Plunging oil prices reaped a massive toll on Aberdeen’s hotels in 2015, dragging down average performance measures for the Scottish industry as a whole.
The dramatic collapse in activity in the Granite City tempered an otherwise positive year for the industry, with a “marked division” between the North-east and other parts of the country. Occupancy and revenue levels remained resilient in Edinburgh, Glasgow and Inverness, according to annual figures compiled from the monthly hotel trends survey by accountancy firm BDO.
Edinburgh had the fifth-highest revenue of any city outside London last year, while Glasgow ranked third in occupancy after Chester and Southampton. Edinburgh, Glasgow and Inverness were all well ahead of UK, English and Welsh averages for both revenue and occupancy.
But Aberdeen fell in the rankings as occupancy levels dropped by 18.5 per cent on the previous year to 64 per cent, well below both the Scottish and UK average. Revenues in Aberdeen tumbled by 22 per cent on the industry’s standard measure of rooms yield.
Alastair Rae, partner in hospitality and leisure at BDO, said those figures skewed the Scottish averages as overall occupancy dipped by 0.9 per cent to 76.1 per cent. Revenues throughout the country were 2.2 per cent lower at £51.65.
But the decline in Aberdeen was also partially because it was “from such a great height”, Rae added.
“Despite a 22 per cent revenue fall year-on-year, Aberdeen still has a higher figure at £53.60 than Glasgow at £51.82,” he said. “This reflects the very rarefied market that Aberdeen occupied prior to the fall in oil price.
“There are some signs of stabilising in the oil price so I would expect the downward curve in the occupancy and revenue in Aberdeen to reduce somewhat as the market comes to terms with its new operating environment.”
In Edinburgh, revenue was up 0.5 per cent on the previous year at £60.27, with an increase in occupancy to 80.4 per cent.
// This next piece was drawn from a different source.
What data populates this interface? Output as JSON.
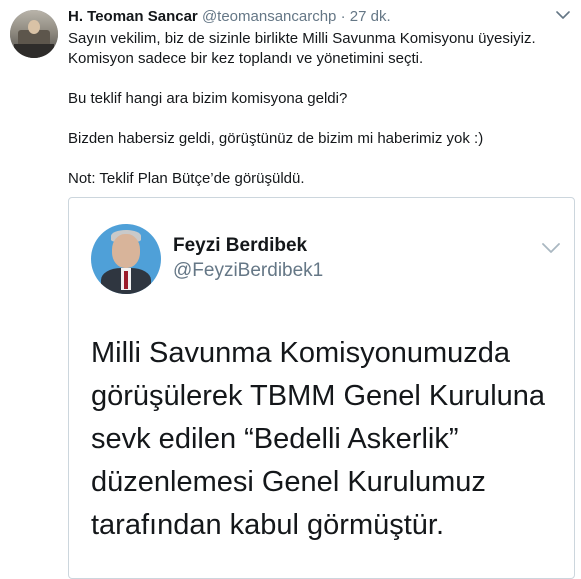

Revenue in Inverness rose by 4.3 per cent to £55.26.
Occupancy in Glasgow edged slightly higher to 81.6 per cent, though revenues eased by 0.1 per cent in the wake of a strong 2014 bolstered by the Commonwealth Games and Ryder Cup.
Looking ahead, Rae said many hoteliers across the wider market anticipate steady and improving profitability in the current year, but “not exceptionally so”. He added: “The hospitality sector is prone to the broader economic mood, which still seems slightly uncertain at present.”